I spent one Saturday recently in Harajuku with some friends. For those that don’t know, Harajuku is an area of Tokyo that is a famous location for trendy shopping. And there are some really wild trends that the Japanese youth are into. However, in Japan, if you try to take pictures inside of most clothing stores, you will wind up with a store worker coming up to you and giving you some sort of mysterious Japanese lecture, and you will not know what’s going on but will infer that you should probably put your camera away. Fair warning. As a result of this trend, I don’t have pictures inside of stores. Instead, here’s a street perspective of a day in Harajuku.
Some girls giggling through an interview for the morning news show “ZIP!”

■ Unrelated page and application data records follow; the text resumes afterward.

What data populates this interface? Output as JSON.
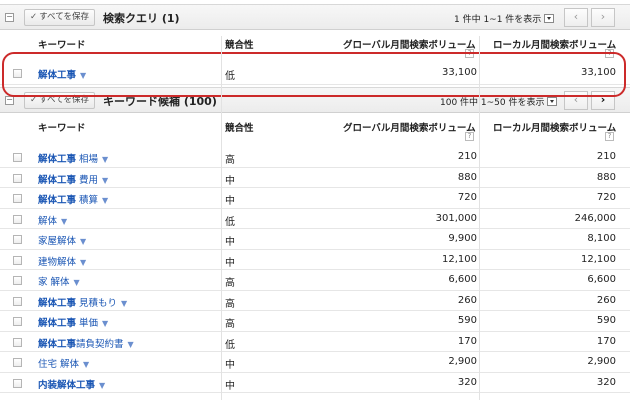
{
  "top_bar": {
    "save_all_label": "すべてを保存",
    "title": "検索クエリ (1)",
    "pager_text": "1 件中 1~1 件を表示"
  },
  "second_bar": {
    "save_all_label": "すべてを保存",
    "title": "キーワード候補 (100)",
    "pager_text": "100 件中 1~50 件を表示"
  },
  "columns": {
    "keyword": "キーワード",
    "competition": "競合性",
    "global_volume": "グローバル月間検索ボリューム",
    "local_volume": "ローカル月間検索ボリューム",
    "help": "?"
  },
  "query_row": {
    "keyword_bold": "解体工事",
    "keyword_rest": "",
    "competition": "低",
    "global": "33,100",
    "local": "33,100"
  },
  "rows": [
    {
      "keyword_bold": "解体工事",
      "keyword_rest": " 相場",
      "competition": "高",
      "global": "210",
      "local": "210"
    },
    {
      "keyword_bold": "解体工事",
      "keyword_rest": " 費用",
      "competition": "中",
      "global": "880",
      "local": "880"
    },
    {
      "keyword_bold": "解体工事",
      "keyword_rest": " 積算",
      "competition": "中",
      "global": "720",
      "local": "720"
    },
    {
      "keyword_bold": "",
      "keyword_rest": "解体",
      "competition": "低",
      "global": "301,000",
      "local": "246,000"
    },
    {
      "keyword_bold": "",
      "keyword_rest": "家屋解体",
      "competition": "中",
      "global": "9,900",
      "local": "8,100"
    },
    {
      "keyword_bold": "",
      "keyword_rest": "建物解体",
      "competition": "中",
      "global": "12,100",
      "local": "12,100"
    },
    {
      "keyword_bold": "",
      "keyword_rest": "家 解体",
      "competition": "高",
      "global": "6,600",
      "local": "6,600"
    },
    {
      "keyword_bold": "解体工事",
      "keyword_rest": " 見積もり",
      "competition": "高",
      "global": "260",
      "local": "260"
    },
    {
      "keyword_bold": "解体工事",
      "keyword_rest": " 単価",
      "competition": "高",
      "global": "590",
      "local": "590"
    },
    {
      "keyword_bold": "解体工事",
      "keyword_rest": "請負契約書",
      "competition": "低",
      "global": "170",
      "local": "170"
    },
    {
      "keyword_bold": "",
      "keyword_rest": "住宅 解体",
      "competition": "中",
      "global": "2,900",
      "local": "2,900"
    },
    {
      "keyword_bold": "内装解体工事",
      "keyword_rest": "",
      "competition": "中",
      "global": "320",
      "local": "320"
    }
  ],
  "colors": {
    "link": "#1a56b4",
    "highlight": "#cc2a2a"
  }
}
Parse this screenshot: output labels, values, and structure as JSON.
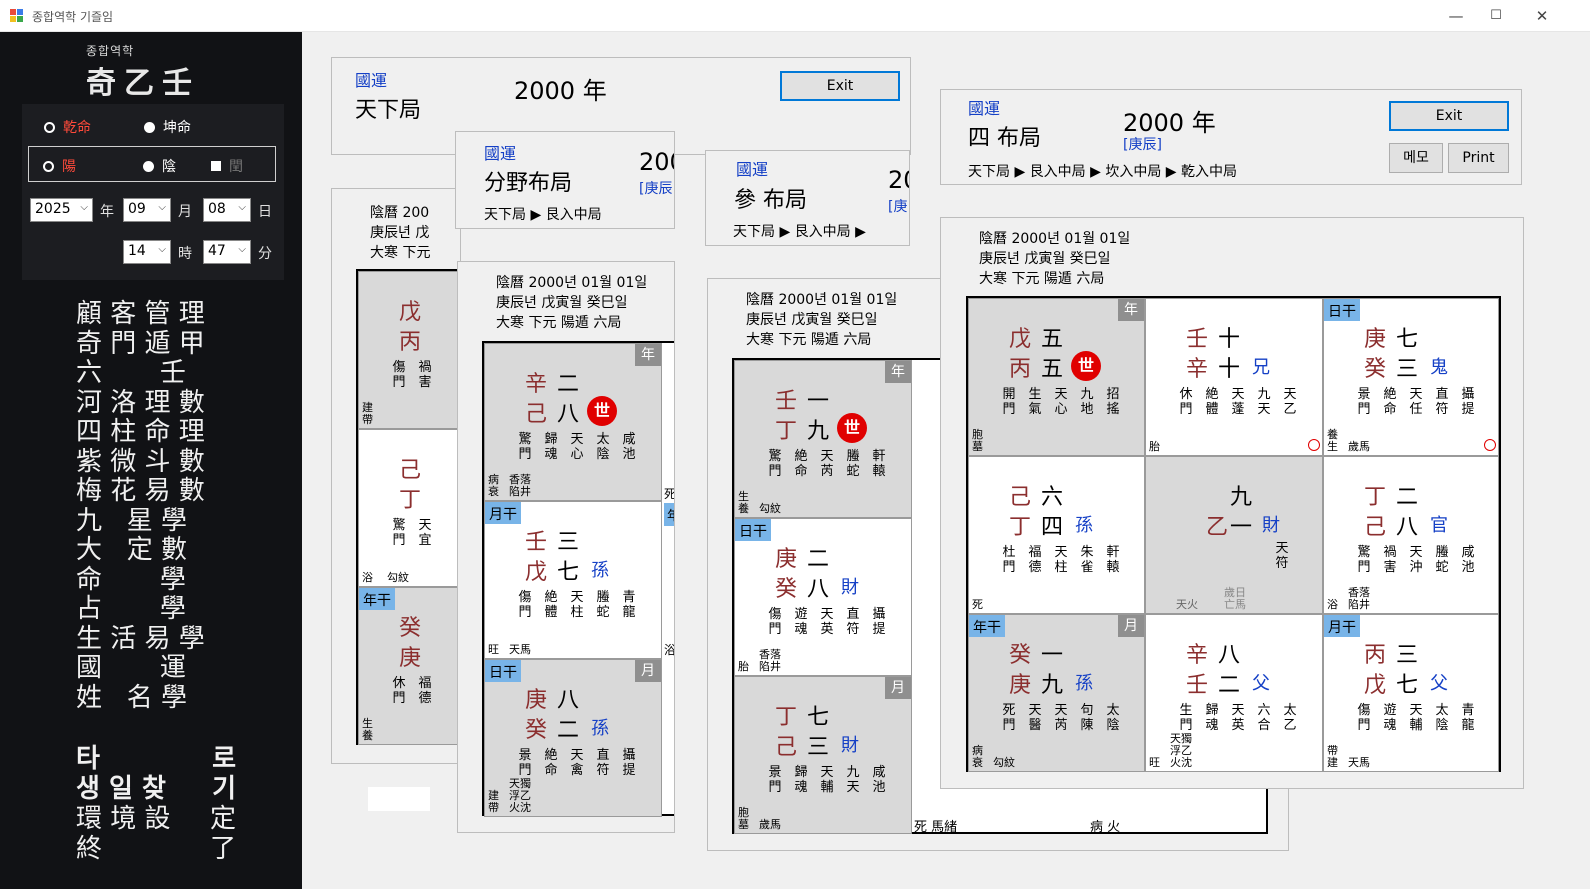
{
  "window": {
    "title": "종합역학 기즐임",
    "min": "—",
    "max": "☐",
    "close": "✕"
  },
  "sidebar": {
    "logo_small": "종합역학",
    "logo_big": "奇乙壬",
    "qian": "乾命",
    "kun": "坤命",
    "yang": "陽",
    "yin": "陰",
    "run": "閏",
    "year": "2025",
    "month": "09",
    "day": "08",
    "hour": "14",
    "minute": "47",
    "year_lbl": "年",
    "month_lbl": "月",
    "day_lbl": "日",
    "hour_lbl": "時",
    "min_lbl": "分",
    "menu1": [
      "顧 客 管 理",
      "奇 門 遁 甲",
      "六       壬",
      "河 洛 理 數",
      "四 柱 命 理",
      "紫 微 斗 數",
      "梅 花 易 數",
      "九   星 學",
      "大   定 數",
      "命       學",
      "占       學",
      "生 活 易 學",
      "國       運",
      "姓   名 學"
    ],
    "menu2_left": [
      "타",
      "생 일 찾",
      "環 境 設",
      "終"
    ],
    "menu2_right": [
      "로",
      "기",
      "定",
      "了"
    ]
  },
  "card1": {
    "guk": "國運",
    "name": "天下局",
    "year": "2000 年",
    "exit": "Exit",
    "info": [
      "陰曆 200",
      "庚辰년 戊",
      "大寒 下元"
    ],
    "cells": [
      {
        "stem1": "戊",
        "stem2": "丙",
        "tags": [
          "傷門",
          "禍害"
        ],
        "bl": "建帶"
      },
      {
        "stem1": "己",
        "stem2": "丁",
        "tags": [
          "驚門",
          "天宜"
        ],
        "bl": "浴",
        "bm": "勾紋"
      },
      {
        "stem1": "癸",
        "stem2": "庚",
        "tags": [
          "休門",
          "福德"
        ],
        "bl": "生養",
        "badge": "年干"
      }
    ]
  },
  "card2": {
    "guk": "國運",
    "name": "分野布局",
    "year": "200",
    "ganji": "[庚辰",
    "path": "天下局  ▶ 艮入中局",
    "info": [
      "陰曆 2000년 01월 01일",
      "庚辰년 戊寅월 癸巳일",
      "大寒 下元 陽遁 六局"
    ],
    "cells": [
      {
        "s1": "辛",
        "n1": "二",
        "s2": "己",
        "n2": "八",
        "se": "世",
        "tags": [
          "驚門",
          "歸魂",
          "天心",
          "太陰",
          "咸池"
        ],
        "bl": "病衰",
        "bm": "香落陷井",
        "corner": "年",
        "g": true
      },
      {
        "s1": "壬",
        "n1": "三",
        "s2": "戊",
        "n2": "七",
        "rel": "孫",
        "tags": [
          "傷門",
          "絶體",
          "天柱",
          "螣蛇",
          "青龍"
        ],
        "bl": "旺",
        "bm": "天馬",
        "badge": "月干"
      },
      {
        "s1": "庚",
        "n1": "八",
        "s2": "癸",
        "n2": "二",
        "rel": "孫",
        "tags": [
          "景門",
          "絶命",
          "天禽",
          "直符",
          "攝提"
        ],
        "bl": "建帶",
        "bm": "天獨浮乙火沈",
        "corner": "月",
        "badge": "日干",
        "g": true
      }
    ],
    "side": [
      "死",
      "年",
      "浴"
    ]
  },
  "card3": {
    "guk": "國運",
    "name": "參 布局",
    "year": "20",
    "ganji": "[庚",
    "path": "天下局  ▶ 艮入中局  ▶",
    "info": [
      "陰曆 2000년 01월 01일",
      "庚辰년 戊寅월 癸巳일",
      "大寒 下元 陽遁 六局"
    ],
    "cells": [
      {
        "s1": "壬",
        "n1": "一",
        "s2": "丁",
        "n2": "九",
        "se": "世",
        "tags": [
          "驚門",
          "絶命",
          "天芮",
          "螣蛇",
          "軒轅"
        ],
        "bl": "生養",
        "bm": "勾紋",
        "corner": "年",
        "g": true
      },
      {
        "s1": "庚",
        "n1": "二",
        "s2": "癸",
        "n2": "八",
        "rel": "財",
        "tags": [
          "傷門",
          "遊魂",
          "天英",
          "直符",
          "攝提"
        ],
        "bl": "胎",
        "bm": "香落陷井",
        "badge": "日干"
      },
      {
        "s1": "丁",
        "n1": "七",
        "s2": "己",
        "n2": "三",
        "rel": "財",
        "tags": [
          "景門",
          "歸魂",
          "天輔",
          "九天",
          "咸池"
        ],
        "bl": "胞墓",
        "bm": "歲馬",
        "corner": "月",
        "g": true
      }
    ],
    "strip": [
      "死   馬緒",
      "病   火"
    ]
  },
  "card4": {
    "guk": "國運",
    "name": "四 布局",
    "year": "2000 年",
    "ganji": "[庚辰]",
    "exit": "Exit",
    "memo": "메모",
    "print": "Print",
    "path": "天下局  ▶ 艮入中局  ▶ 坎入中局 ▶ 乾入中局",
    "info": [
      "陰曆 2000년 01월 01일",
      "庚辰년 戊寅월 癸巳일",
      "大寒 下元 陽遁 六局"
    ],
    "cells": [
      {
        "s1": "戊",
        "n1": "五",
        "s2": "丙",
        "n2": "五",
        "se": "世",
        "tags": [
          "開門",
          "生氣",
          "天心",
          "九地",
          "招搖"
        ],
        "bl": "胞墓",
        "corner": "年",
        "g": true
      },
      {
        "s1": "壬",
        "n1": "十",
        "s2": "辛",
        "n2": "十",
        "rel": "兄",
        "tags": [
          "休門",
          "絶體",
          "天蓬",
          "九天",
          "天乙"
        ],
        "bl": "胎",
        "circ": true
      },
      {
        "s1": "庚",
        "n1": "七",
        "s2": "癸",
        "n2": "三",
        "rel": "鬼",
        "tags": [
          "景門",
          "絶命",
          "天任",
          "直符",
          "攝提"
        ],
        "bl": "養生",
        "bm": "歲馬",
        "badge": "日干",
        "circ": true
      },
      {
        "s1": "己",
        "n1": "六",
        "s2": "丁",
        "n2": "四",
        "rel": "孫",
        "tags": [
          "杜門",
          "福德",
          "天柱",
          "朱雀",
          "軒轅"
        ],
        "bl": "死"
      },
      {
        "s1": "",
        "n1": "九",
        "s2": "乙",
        "n2": "一",
        "rel": "財",
        "tags": [
          "天符"
        ],
        "bl": "",
        "bm": "天火",
        "bm2": "歲日亡馬",
        "g": true,
        "center": true
      },
      {
        "s1": "丁",
        "n1": "二",
        "s2": "己",
        "n2": "八",
        "rel": "官",
        "tags": [
          "驚門",
          "禍害",
          "天沖",
          "螣蛇",
          "咸池"
        ],
        "bl": "浴",
        "bm": "香落陷井"
      },
      {
        "s1": "癸",
        "n1": "一",
        "s2": "庚",
        "n2": "九",
        "rel": "孫",
        "tags": [
          "死門",
          "天醫",
          "天芮",
          "句陳",
          "太陰"
        ],
        "bl": "病衰",
        "bm": "勾紋",
        "corner": "月",
        "badge": "年干",
        "g": true
      },
      {
        "s1": "辛",
        "n1": "八",
        "s2": "壬",
        "n2": "二",
        "rel": "父",
        "tags": [
          "生門",
          "歸魂",
          "天英",
          "六合",
          "太乙"
        ],
        "bl": "旺",
        "bm": "天獨浮乙火沈"
      },
      {
        "s1": "丙",
        "n1": "三",
        "s2": "戊",
        "n2": "七",
        "rel": "父",
        "tags": [
          "傷門",
          "遊魂",
          "天輔",
          "太陰",
          "青龍"
        ],
        "bl": "帶建",
        "bm": "天馬",
        "badge": "月干"
      }
    ]
  }
}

The mirrors that surround the entrance to this shopping center create striking scattered images of passersby on the street and escalators.

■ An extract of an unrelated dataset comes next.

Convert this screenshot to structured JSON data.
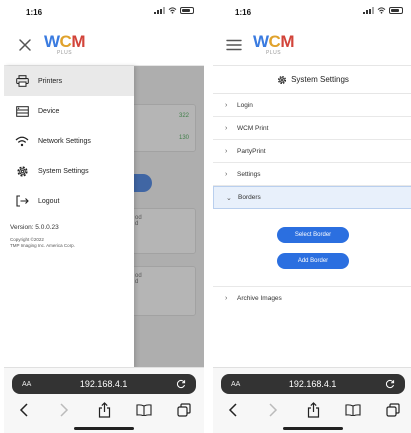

In Japan, many restaurants feature displays outside of the entrances that house plastic replicas of food that can be found on their menu, usually accompanied by the price. We ate here for lunch. I don’t know the proper name for my meal, but it was raw tuna with an egg, sesame and some sauce on rice, and it was delicious!
We stopped in this Shu Uemura boutique, and I learned who Shu Uemura was. The boutique stocks the industry’s best eyelash curlers, a very popular line of facial cleansing oils, and really wild false eyelashes that feature bright, bold colors, or sequins, or glitter, or feathers.
I happened to glance outside while in Shu Uemura and witness this process of people marching by, escorted by police officers that were guiding traffic. I don’t know what kind of demonstration it was or if it was really more of a publicity stunt than anything else, but it was fun to chase down and watch go by.
Takeshita Street is a street in Harajuku lined with shops selling all kinds of different styles of trendy clothes. There are also a lot of crepe shops scattered along the way. The store “WEGO,” pictured below, has a lot of great stuff, and I bought a watch there, but one thing that’s weird is the used clothes there and at other stores are pretty expensive – 1500 yen and up – for shirts that you could definitely get at Philly Aids Thrift for a couple of bucks.
Oh. Also, Bart Simpson is on a lot of merchandise in Harajuku. I don’t know why. I wish I had purchased that Bartman shirt though. It’s pretty rad.
These were my exciting purchases of the day – adorable cats having a dance party on one sweatshirt and a pink sweater with knit dots that was on sale 50%. I thought it was going to cost 1500 yen – but for some reason it rang up as 425 yen. ‘Twas a great surprise.
We ended the day the way every day should end – with crepes.
Bellies full of sweet delicious goods, we bid goodbyes to Harajuku, Takeshita Street, and this kind bear – until next time.